Archiving in a referenceable format is crucial, although many companies mistakenly still see this as simple email storage. A survey by Osterman Research concluded that less than half of businesses retain their critical email-based data for long periods, and many just delete old emails after a set period regardless. Regulation, however, has made it unacceptable for companies to act in this way. For example, section 222(5) of the Companies Act 1985 states that records relating to company accounts must be retained for a minimum of six years (for public companies) or a minimum of three years (for private companies). If a company fails to comply with this regulation, the penalties for a company officer are a term of imprisonment of up to two years and potentially a hefty fine.
Perhaps the most important aspect of email management is the creation of the audit trail. Recent months have seen some alarming consequences of email mismanagement, including large financial penalties for organisations such as Morgan Stanley and Bank of America, and as a result, the need for forensic email archiving is swiftly moving up the boards agenda.
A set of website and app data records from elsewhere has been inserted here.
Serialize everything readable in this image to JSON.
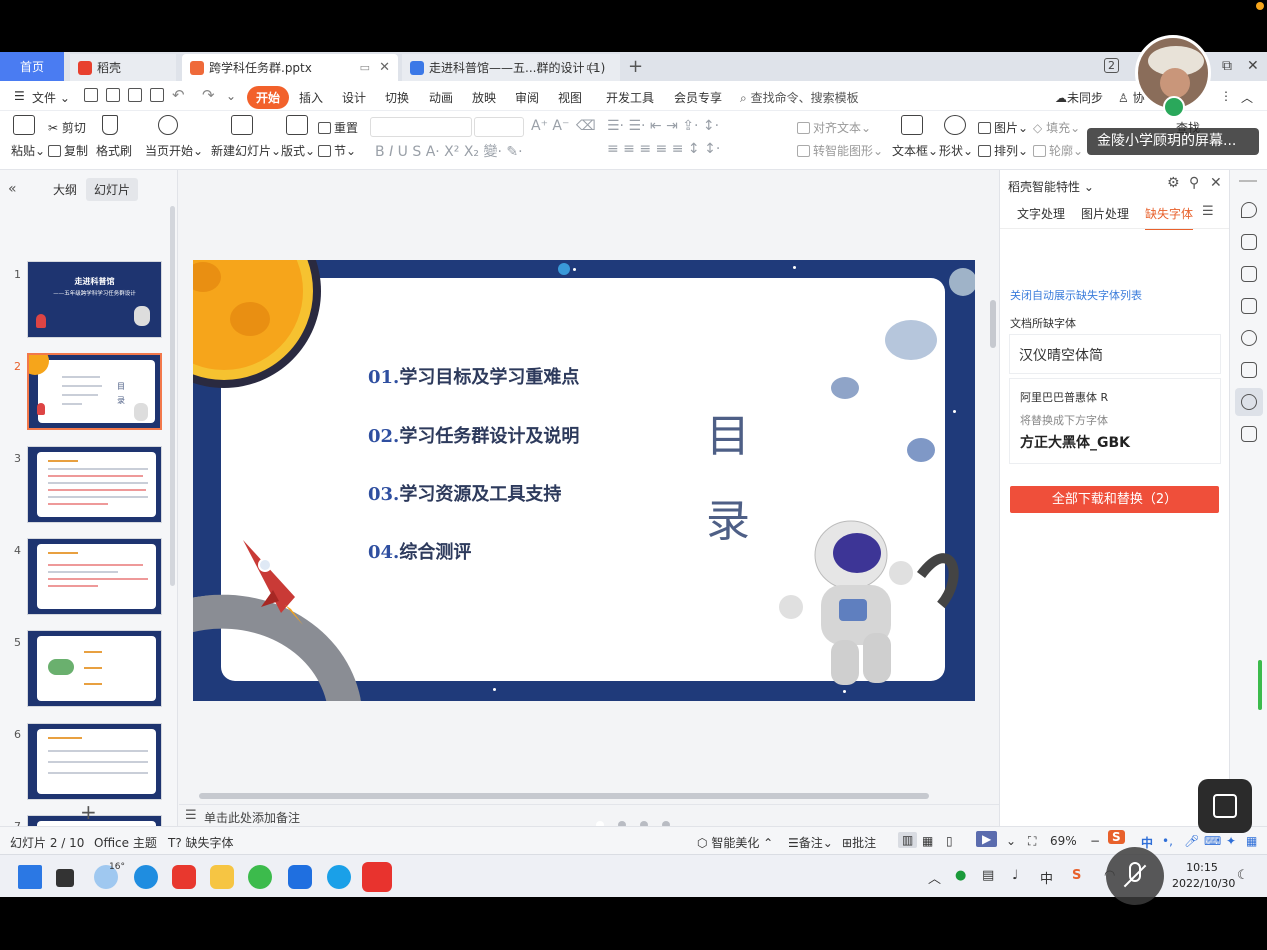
{
  "tabs": {
    "home": "首页",
    "t1": "稻壳",
    "t2": "跨学科任务群.pptx",
    "t3": "走进科普馆——五...群的设计 (1)",
    "plus": "+",
    "close": "✕",
    "badge": "2"
  },
  "menu": {
    "file": "文件",
    "items": [
      "开始",
      "插入",
      "设计",
      "切换",
      "动画",
      "放映",
      "审阅",
      "视图",
      "开发工具",
      "会员专享"
    ],
    "search": "查找命令、搜索模板",
    "sync": "未同步",
    "collab": "协"
  },
  "ribbon": {
    "paste": "粘贴",
    "cut": "剪切",
    "copy": "复制",
    "format_painter": "格式刷",
    "from_current": "当页开始",
    "new_slide": "新建幻灯片",
    "layout": "版式",
    "reset": "重置",
    "section": "节",
    "align_text": "对齐文本",
    "convert_shape": "转智能图形",
    "text_box": "文本框",
    "shape": "形状",
    "picture": "图片",
    "arrange": "排列",
    "fill": "填充",
    "outline": "轮廓",
    "find": "查找"
  },
  "left_panel": {
    "tab_outline": "大纲",
    "tab_slides": "幻灯片",
    "slide_numbers": [
      "1",
      "2",
      "3",
      "4",
      "5",
      "6",
      "7"
    ],
    "thumb1_title": "走进科普馆",
    "thumb1_subtitle": "——五年级跨学科学习任务群设计",
    "thumb2_mu": "目",
    "thumb2_lu": "录",
    "add": "+"
  },
  "slide": {
    "toc": [
      {
        "num": "01.",
        "text": "学习目标及学习重难点"
      },
      {
        "num": "02.",
        "text": "学习任务群设计及说明"
      },
      {
        "num": "03.",
        "text": "学习资源及工具支持"
      },
      {
        "num": "04.",
        "text": "综合测评"
      }
    ],
    "title_top": "目",
    "title_bottom": "录"
  },
  "notes_placeholder": "单击此处添加备注",
  "right_panel": {
    "title": "稻壳智能特性",
    "tabs": [
      "文字处理",
      "图片处理",
      "缺失字体"
    ],
    "close_link": "关闭自动展示缺失字体列表",
    "section_label": "文档所缺字体",
    "missing_font_1": "汉仪晴空体简",
    "missing_font_2": "阿里巴巴普惠体 R",
    "replace_hint": "将替换成下方字体",
    "replacement_font": "方正大黑体_GBK",
    "download_button": "全部下载和替换（2）"
  },
  "status": {
    "slide_pos": "幻灯片 2 / 10",
    "theme": "Office 主题",
    "missing_font": "缺失字体",
    "beautify": "智能美化",
    "notes": "备注",
    "comment": "批注",
    "zoom": "69%",
    "zoom_minus": "−",
    "ime": "中"
  },
  "taskbar": {
    "weather": "16°",
    "time": "10:15",
    "date": "2022/10/30",
    "ime": "中"
  },
  "overlay": {
    "share_label": "金陵小学顾玥的屏幕..."
  },
  "colors": {
    "accent": "#f2612b",
    "home_tab": "#4a7cf2",
    "slide_bg": "#1f3a7a",
    "download_button": "#ef4f3a"
  }
}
If a company is asked to retrieve emails for the courts, do they know how quickly they can do it, what it will cost them and can they be sure that the emails are the originals?
Effective Email Management
This fast growing email management market in the UK is currently heading in the same direction as the US. An example of this is Repton, a leading systems integrator that is in partnership with Cryoserver. Repton is aware of the importance of email management and in particular the forensic approach. As a global supplier of IT solutions and services to the MLE (medium and large enterprises), it recognises how so much can depend on just one email and has gained the high level of technical knowledge required to bring maximum benefit to its customers.
Email management is set to rise up the corporate agenda as new regulations come into force and the ways in which staff use it continue to diversify. This growing market provides major opportunities for resellers that offer powerful email management solutions and really understand the communications issues affecting both their existing customers and their prospects.
Mike Berry is Vice President Sales for Cryoserver a leading forensic archiving and compliance solution for email, instant messaging and other electronic records. Enterprises, businesses and governments rely on Cryoserver for assurance surrounding the retention and access of critical business, operational and publicly held information.